When Liverpool were awarded a penalty shortly after half-time – Gary Caldwell clearly handling as Suarez shot towards goal – the Reds thought that luck was finally on their side. Yet, Liverpool’s penalty conversion record this season should have told them otherwise.
Charlie Adam – having been the only Liverpool player to score from the spot earlier this season at Wigan – stepped up. But the Scot became the fourth different player to miss a penalty this campaign as Al Habsi parried away Adam’s powerfully driven effort. Surely Steven Gerrard will be back on penalty duty upon his imminent return!
Wigan for their part were much better organised defensively than was expected, particularly after the interval when they severely limited Liverpool’s threat. The hosts barely registered as an attacking force in the opening stages – as much through lack of opportunity as lack of intent.
But as Roberto Martinez’s team grew into the game they showed their threat on the counter-attack and – Jordi Gomez and Mohamed Diame in particular – were not shy of trying their luck from distance.
Pepe Reina was rarely worried, although a gallivanting run from Victor Moses which began in his own half almost resulted in a wonder goal.
Liverpool missed the presence of Lucas in their midfield for arguably the first time since his long-term injury absence began. The Brazilian’s ability to protect the back four, pick of the pieces and retain possession would have been a welcome addition against the Latics.
As the game progressed Liverpool actually looked increasingly less likely to find the breakthrough. Craig Bellamy was introduced from the bench and as Suarez’s influences waned he was eventually
replaced by Andy Carroll but neither were able to have the required impact. Whilst the struggling Downing was non-existent for large periods.
Skrtel headed narrowly over the bar from a corner kick, whilst Kuyt sliced his first-time effort over following a cleverly worked Adam free-kick.
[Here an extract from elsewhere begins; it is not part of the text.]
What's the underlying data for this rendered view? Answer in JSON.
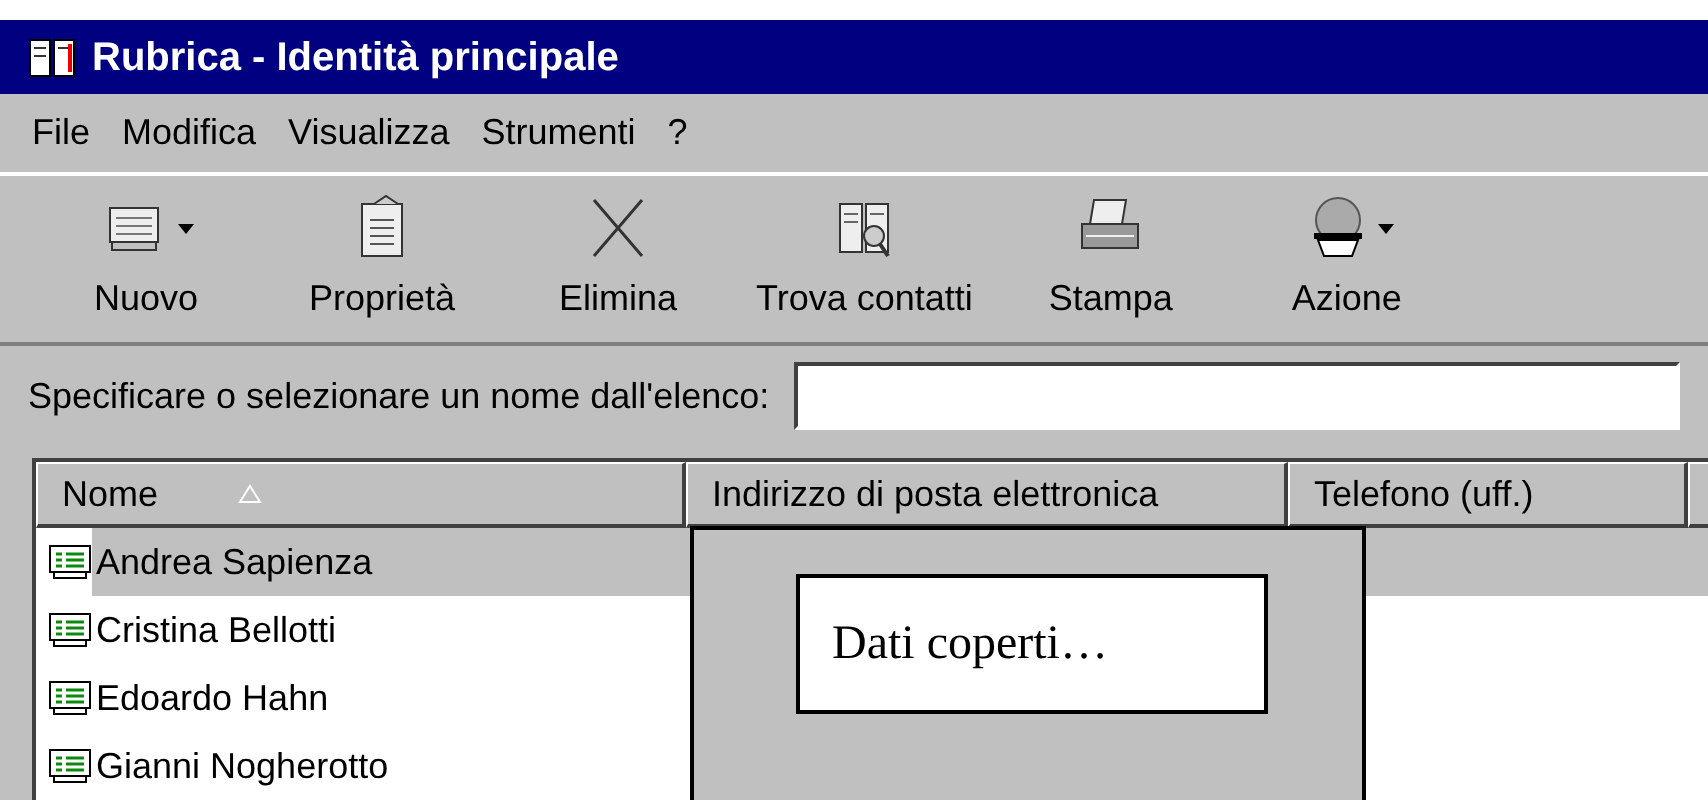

But could have turned Liverpool’s frustration into bitter disappointment in the closing stages, as Johnson had to be alert at the far post to divert the ball out of the reach of Hugo Rodallega.
Man of the Match: JOSE ENRIQUE
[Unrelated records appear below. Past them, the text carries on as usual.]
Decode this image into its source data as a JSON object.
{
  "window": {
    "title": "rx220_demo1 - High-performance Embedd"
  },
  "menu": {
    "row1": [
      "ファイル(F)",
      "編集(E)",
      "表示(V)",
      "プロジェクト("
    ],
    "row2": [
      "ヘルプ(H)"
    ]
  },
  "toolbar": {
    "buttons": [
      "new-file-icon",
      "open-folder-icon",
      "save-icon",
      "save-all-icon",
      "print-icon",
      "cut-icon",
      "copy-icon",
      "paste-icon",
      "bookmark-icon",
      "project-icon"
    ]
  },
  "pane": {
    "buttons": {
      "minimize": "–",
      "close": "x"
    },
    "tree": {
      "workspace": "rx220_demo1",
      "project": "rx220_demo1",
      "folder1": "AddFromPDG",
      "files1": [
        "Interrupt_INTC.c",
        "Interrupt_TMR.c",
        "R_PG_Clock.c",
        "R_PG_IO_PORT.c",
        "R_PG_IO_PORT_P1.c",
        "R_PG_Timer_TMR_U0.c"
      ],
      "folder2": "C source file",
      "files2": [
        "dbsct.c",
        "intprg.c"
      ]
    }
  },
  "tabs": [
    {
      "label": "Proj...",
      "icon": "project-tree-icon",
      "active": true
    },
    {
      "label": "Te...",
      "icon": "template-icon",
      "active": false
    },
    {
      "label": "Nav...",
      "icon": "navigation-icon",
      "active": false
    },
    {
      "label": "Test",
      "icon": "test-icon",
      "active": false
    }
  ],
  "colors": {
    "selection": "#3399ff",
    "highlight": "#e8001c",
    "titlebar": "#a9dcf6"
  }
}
The Spaniard continues to impress at left-back with every passing game. Excellent in defence and